The Textile Conservation Center comprises a dry room, a wet room with slanted floor and a dye room.
- A Volunteer Tradition: A Brief Overview of the Role of Volunteers in the Textile Conservation Lab of the Fine Arts Museums of San Francisco, 1970-2008, by Sarah Gates and Beth Szuhay
- New Lab Space, New de Young, by Sarah Gates and Beth Szuhay
- Long-Term Support Enables a Conservation Triumph, by Sarah Gates
- The Triumph of Prudence and the Triumph of Fortitude, by Sarah Gates
- One Hundred Anatolian Flatweaves: Conservation for Exhibition, Travel and Storage, by Sarah Gates
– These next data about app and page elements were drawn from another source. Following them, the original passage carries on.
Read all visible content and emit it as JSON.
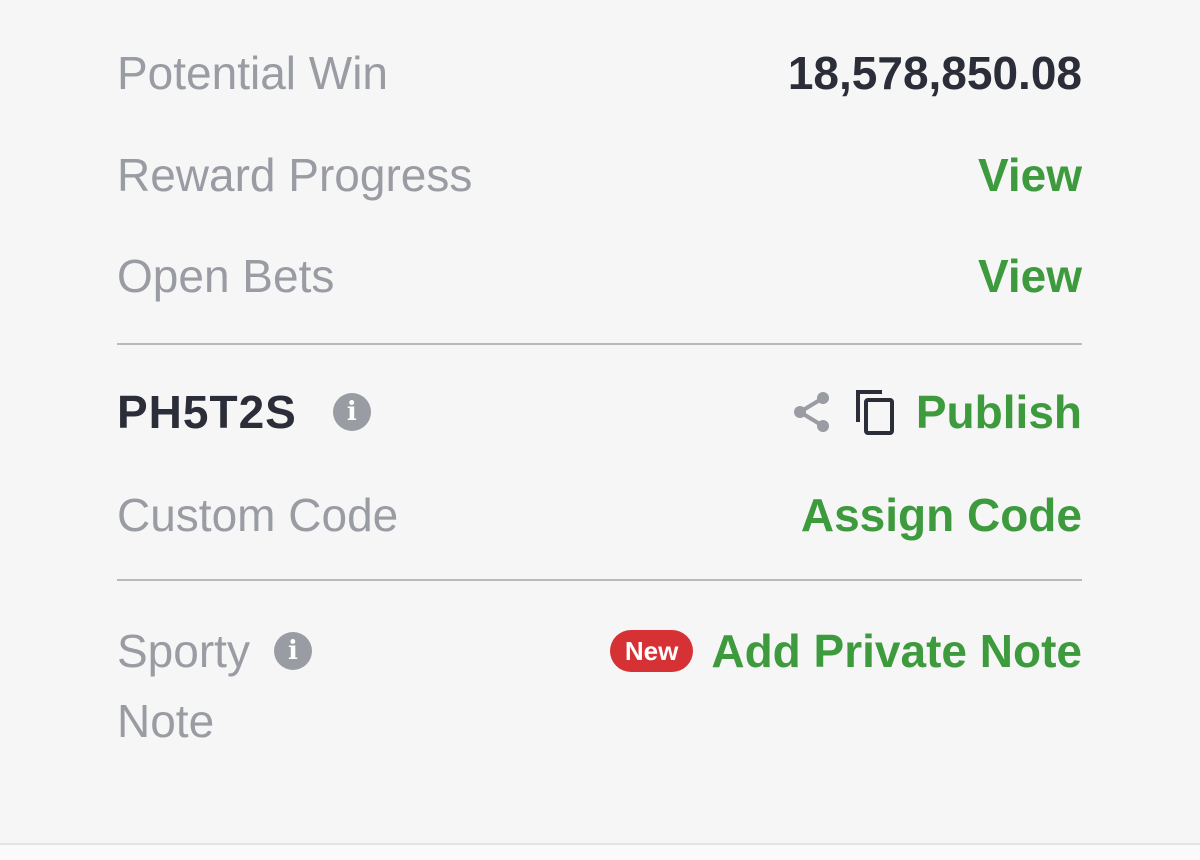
{
  "summary": {
    "potential_win_label": "Potential Win",
    "potential_win_value": "18,578,850.08",
    "reward_progress_label": "Reward Progress",
    "reward_progress_link": "View",
    "open_bets_label": "Open Bets",
    "open_bets_link": "View"
  },
  "booking": {
    "code": "PH5T2S",
    "info_icon": "i",
    "share_icon": "share-icon",
    "copy_icon": "copy-icon",
    "publish_label": "Publish",
    "custom_code_label": "Custom Code",
    "assign_code_label": "Assign Code"
  },
  "note": {
    "label_line1": "Sporty",
    "label_line2": "Note",
    "info_icon": "i",
    "badge": "New",
    "add_label": "Add Private Note"
  },
  "colors": {
    "link_green": "#3d9a3d",
    "label_gray": "#9a9ca3",
    "dark_text": "#2b2e38",
    "badge_red": "#d63235",
    "background": "#f6f6f7"
  }
}
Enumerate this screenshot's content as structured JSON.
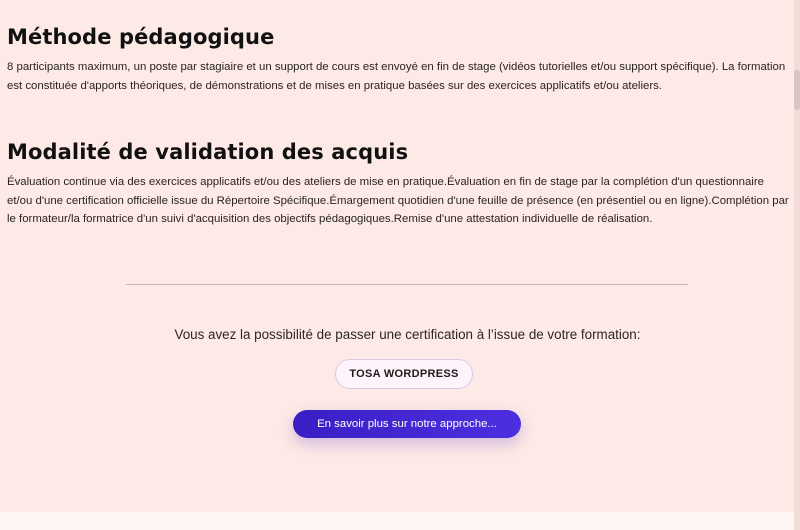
{
  "sections": {
    "method": {
      "title": "Méthode pédagogique",
      "text": "8 participants maximum, un poste par stagiaire et un support de cours est envoyé en fin de stage (vidéos tutorielles et/ou support spécifique). La formation est constituée d'apports théoriques, de démonstrations et de mises en pratique basées sur des exercices applicatifs et/ou ateliers."
    },
    "validation": {
      "title": "Modalité de validation des acquis",
      "text": "Évaluation continue via des exercices applicatifs et/ou des ateliers de mise en pratique.Évaluation en fin de stage par la complétion d'un questionnaire et/ou d'une certification officielle issue du Répertoire Spécifique.Émargement quotidien d'une feuille de présence (en présentiel ou en ligne).Complétion par le formateur/la formatrice d'un suivi d'acquisition des objectifs pédagogiques.Remise d'une attestation individuelle de réalisation."
    }
  },
  "certification": {
    "intro": "Vous avez la possibilité de passer une certification à l’issue de votre formation:",
    "badge": "TOSA WORDPRESS"
  },
  "cta": {
    "label": "En savoir plus sur notre approche..."
  },
  "colors": {
    "background": "#fde9e5",
    "cta_start": "#3a1ec4",
    "cta_end": "#4d2fe0"
  }
}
The Journey of a Dress
Step behind the scenes, as our textile conservation department, with assistance from registration and curatorial departments, prepares an important artwork from the museums’ collection for international travel. Part of a larger loan of six costumes, this video focuses on the preparation required to ensure safe transport of a voluminous and intricately embellished ball gown, Venus by Christian Dior (1949), in conjunction with Ship/Art International.